In the spy novels, the United States always knows what's going on in the Soviet Union.
We have moles there. Agents in place. Deep cover operatives. In the spy novels.
In real life, however, our government seems to get its information on the Kremlin by watching CNN.
Using the words "murky," "sketchy," and "not clear," President Bush made it apparent that he was murky, sketchy and not clear about what had happened to Mikhail Gorbachev on Monday.
But Bush had a defense. "I think Gorbachev is as surprised as anybody, obviously," he said.
So now our government has that queasy feeling that racetrack fans know so well: the feeling that you have backed the wrong horse.
Trouble is, however, we liked Gorbachev. As a person. And, more importantly, as a personality. It was diplomacy as conceived by People magazine.
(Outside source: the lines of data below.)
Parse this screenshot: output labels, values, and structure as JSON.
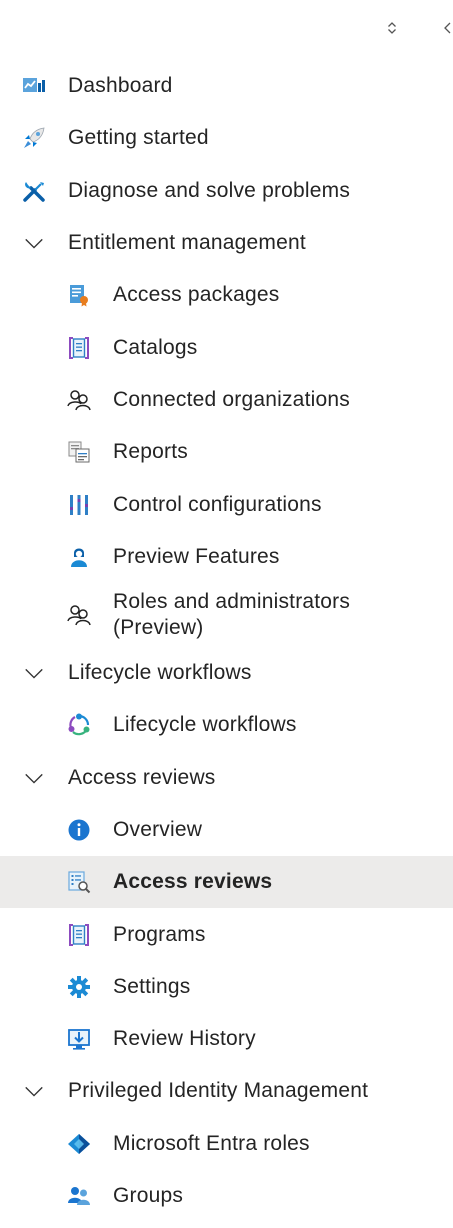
{
  "nav": {
    "dashboard": {
      "label": "Dashboard",
      "icon": "dashboard-icon"
    },
    "getting_started": {
      "label": "Getting started",
      "icon": "rocket-icon"
    },
    "diagnose": {
      "label": "Diagnose and solve problems",
      "icon": "wrench-screwdriver-icon"
    },
    "entitlement": {
      "label": "Entitlement management",
      "items": {
        "access_packages": {
          "label": "Access packages",
          "icon": "access-package-icon"
        },
        "catalogs": {
          "label": "Catalogs",
          "icon": "catalog-icon"
        },
        "connected_orgs": {
          "label": "Connected organizations",
          "icon": "people-icon"
        },
        "reports": {
          "label": "Reports",
          "icon": "reports-icon"
        },
        "control_config": {
          "label": "Control configurations",
          "icon": "control-bars-icon"
        },
        "preview_features": {
          "label": "Preview Features",
          "icon": "preview-user-icon"
        },
        "roles_admins": {
          "label_line1": "Roles and administrators",
          "label_line2": "(Preview)",
          "icon": "people-icon"
        }
      }
    },
    "lifecycle": {
      "label": "Lifecycle workflows",
      "items": {
        "lifecycle_workflows": {
          "label": "Lifecycle workflows",
          "icon": "lifecycle-icon"
        }
      }
    },
    "access_reviews": {
      "label": "Access reviews",
      "items": {
        "overview": {
          "label": "Overview",
          "icon": "info-icon"
        },
        "access_reviews": {
          "label": "Access reviews",
          "icon": "access-review-icon",
          "selected": true
        },
        "programs": {
          "label": "Programs",
          "icon": "catalog-icon"
        },
        "settings": {
          "label": "Settings",
          "icon": "gear-icon"
        },
        "review_history": {
          "label": "Review History",
          "icon": "download-history-icon"
        }
      }
    },
    "pim": {
      "label": "Privileged Identity Management",
      "items": {
        "entra_roles": {
          "label": "Microsoft Entra roles",
          "icon": "entra-diamond-icon"
        },
        "groups": {
          "label": "Groups",
          "icon": "groups-icon"
        }
      }
    }
  },
  "colors": {
    "selected_bg": "#ecebea",
    "accent_blue": "#0078d4",
    "text": "#242424"
  }
}
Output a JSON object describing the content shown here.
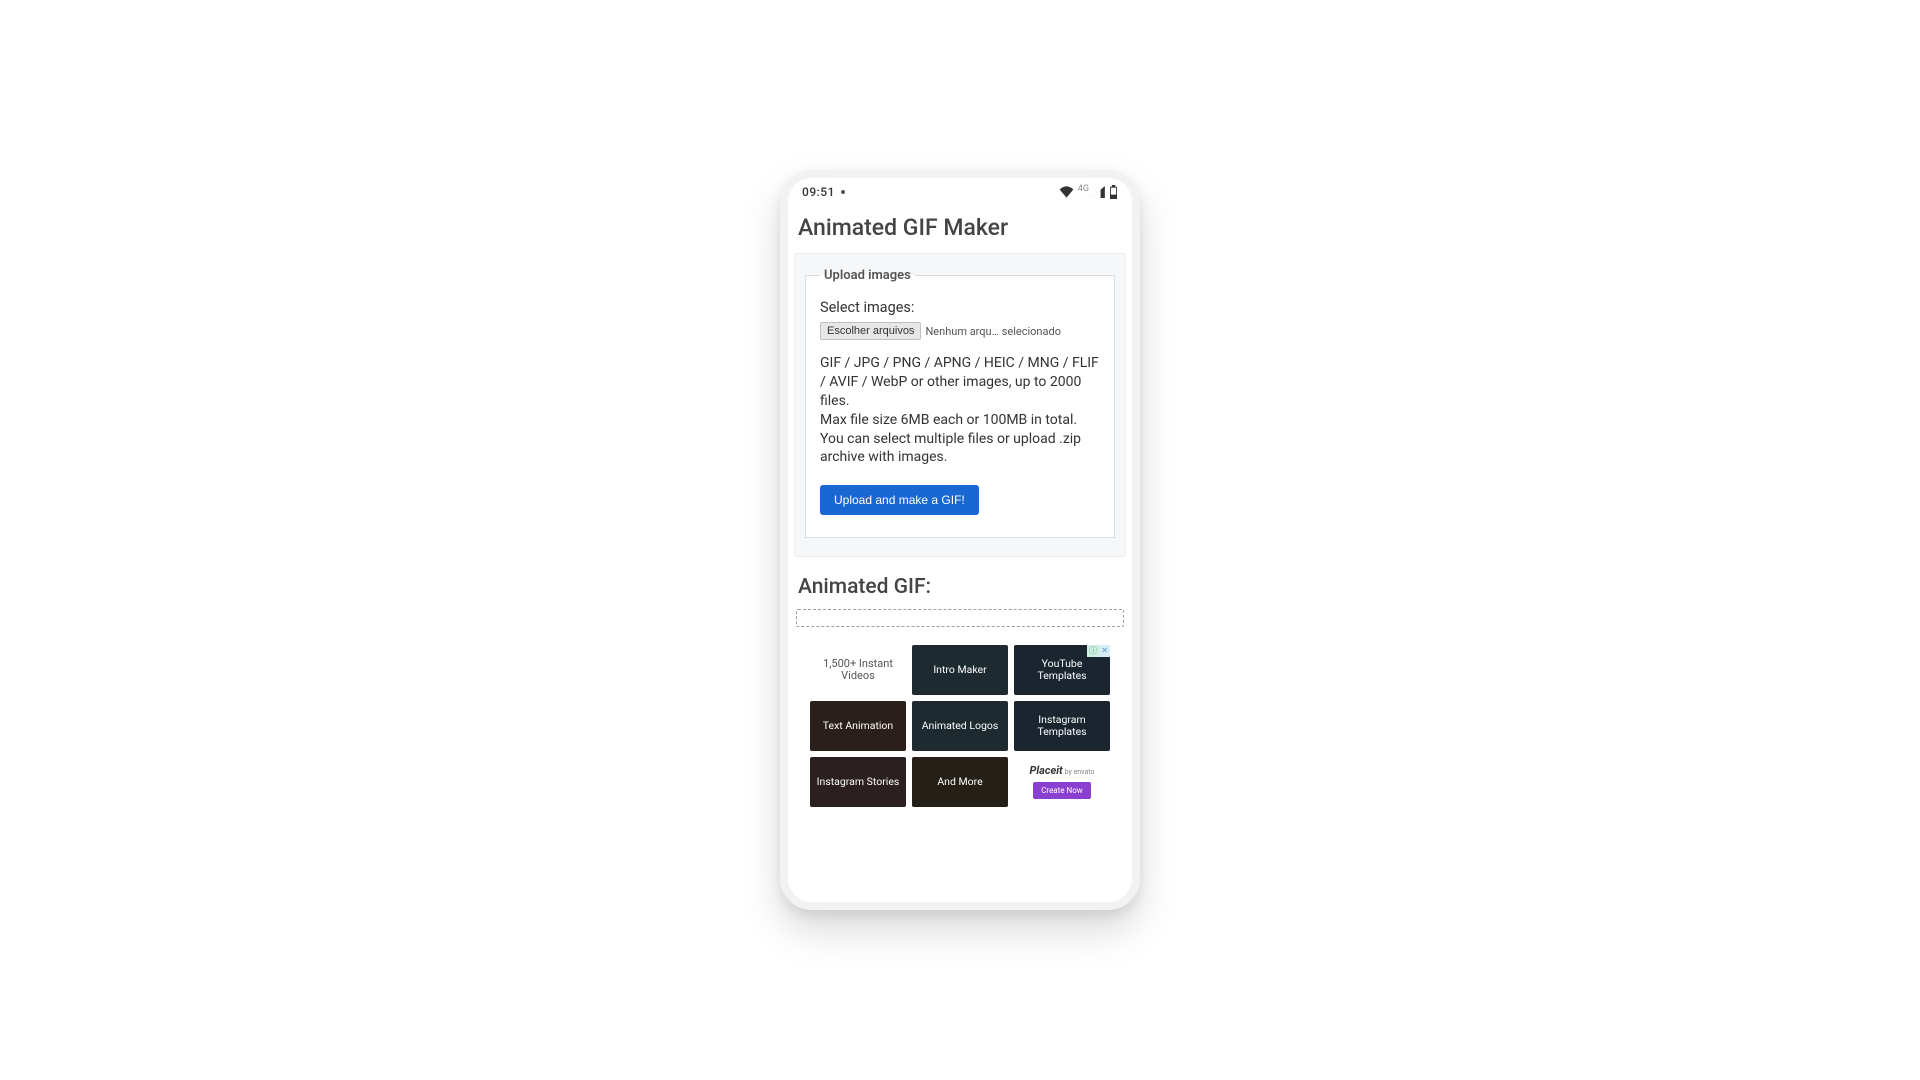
{
  "status": {
    "time": "09:51",
    "network_label": "4G"
  },
  "page": {
    "title": "Animated GIF Maker"
  },
  "upload": {
    "legend": "Upload images",
    "select_label": "Select images:",
    "file_button": "Escolher arquivos",
    "file_status": "Nenhum arqu… selecionado",
    "hint_line1": "GIF / JPG / PNG / APNG / HEIC / MNG / FLIF / AVIF / WebP or other images, up to 2000 files.",
    "hint_line2": "Max file size 6MB each or 100MB in total.",
    "hint_line3": "You can select multiple files or upload .zip archive with images.",
    "submit_label": "Upload and make a GIF!"
  },
  "output": {
    "title": "Animated GIF:"
  },
  "ad": {
    "badge_i": "ⓘ",
    "badge_x": "✕",
    "cells": [
      "1,500+ Instant Videos",
      "Intro Maker",
      "YouTube Templates",
      "Text Animation",
      "Animated Logos",
      "Instagram Templates",
      "Instagram Stories",
      "And More"
    ],
    "brand": "Placeit",
    "brand_by": "by envato",
    "cta": "Create Now"
  }
}
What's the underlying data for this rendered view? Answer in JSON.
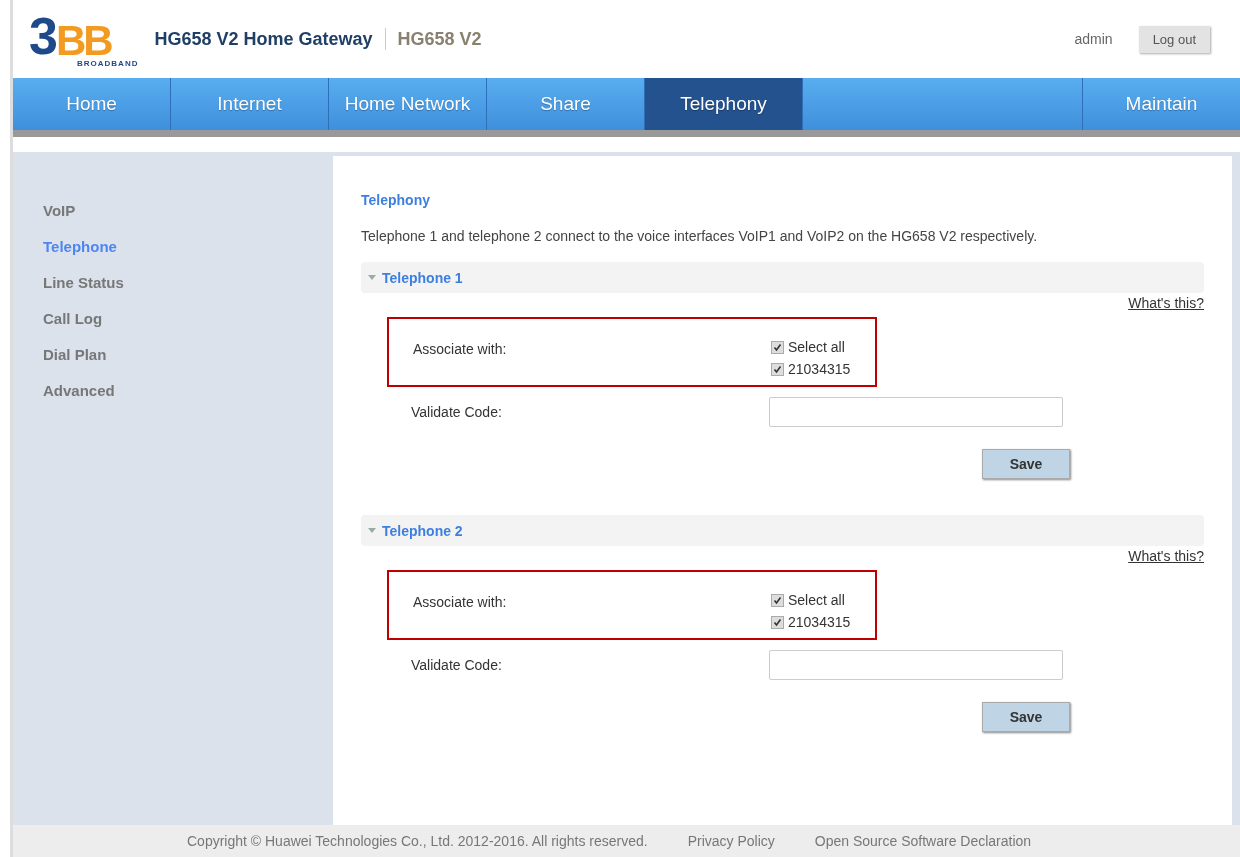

The guy dressed nice. Had a cute wife (well, she didn't look like Miss Tractor 1948, anyway). He held press conferences. He leapt from his limo to press the flesh with the crowds that lined the streets to cheer him in Washington.
And it all worked. America loved Gorby.
(And when had we ever used a nickname for a Soviet leader? Had we called Nikita Khrushchev "Nikky?" Or Leonid Brezhnev either "Lenny" or "Breezy?")
Employing that most American of all traits, we made him one of us. He made it easy. The Wall Street Journal reported that he liked "Glenn Miller records, good Scotch whiskey, Oriental rugs and American books." He was younger than our own president by six years, and he always seemed to be the one taking the initiative.
By May 1990, a few days before an historic meeting in Washington between Bush and Gorbachev, a national poll showed a startling shift in American public opinion:
After 40 years of seeing the Soviet Union as their chief enemy, Americans now listed Japan, Latin American drug runners and international terrorists as "the greatest threat to U.S. security."
The Soviet Union? Hey, these guys and gals weren't so different from us. They even had a McDonald's!
Tourism boomed. Henry Allen of the Washington Post quoted one American travel agent as saying: "Everything Soviet is suddenly very romantic. Everybody's into it."
And Betty Bumpers, president of Peace Links and wife of U.S. Sen. Dale Bumpers, said: "I don't know whether it's Raisa's influence or the fact that there is a lot more exposure because Americans are everywhere, but the Soviet women are dressing better, their haircuts are better, there is definitely a difference in how they look."
And that is what mattered. Sure there were disturbing stories about unrest in the Soviet Union -- the haircut factor did not
seem to make much difference in the food lines -- but that was only because the Soviets didn't appreciate what they had.
They had a star. One who was not only changing the face of his country, but ours. Before the Persian Gulf war, there was even talk in this country of a peace dividend: Taking the money we spent defending ourselves against the Soviet menace and spending it domestically instead. The Soviet menace? The very phrase took on a laughable connotation.
And some remembered the words of Georgy Arbatov, the Soviet Union's top expert on the United States, who had said: "We are going to do something terrible to you -- we will deprive you of your enemy."
Well, we don't have to worry about that any more. The enemies are back. The guys in the lumpy gray suits that look like they last nTC held cement are back. Tanks and armored personnel carriers are in the streets of Moscow. A "Committee of Eight" comprises a "State Commitee for the State of Emergency." Gorbachev is "ill" and confined somewhere in the Soviet Union to "rest."
We thought Gorbachev was the last Russian name we were going to have to learn for a while. Now, all of a sudden, there is a new one: Gennady Yanayev.
Who is he? He is the vice president that Gorby hand-picked from among the hard-liners, insisted on, fought for. "I want somebody beside me I can trust," Gorbachev said.
Bad move, Gorby. How much better off you would have been not just to study American music and hairstyles, but also to study American politics: The first lesson over here is always pick a vice president whom nobody could possibly want as president.
Which reminds me of what worries me most about this crisis: As I watch George Bush hurrying back and forth between Kennebunkport and Washington, giving press conferences here and there, the same thought keeps striking me: How suddenly old he looks. He looks 10 years older than he looked two years ago. His face is deeply lined. He looks tired, gaunt, worn.
So as serious as these current events are, I hope he finds time for some genuine rest in the next few days.
Having the vice president take over in the Soviet Union is a crisis. Having the vice president take over in the United States would be a tragedy.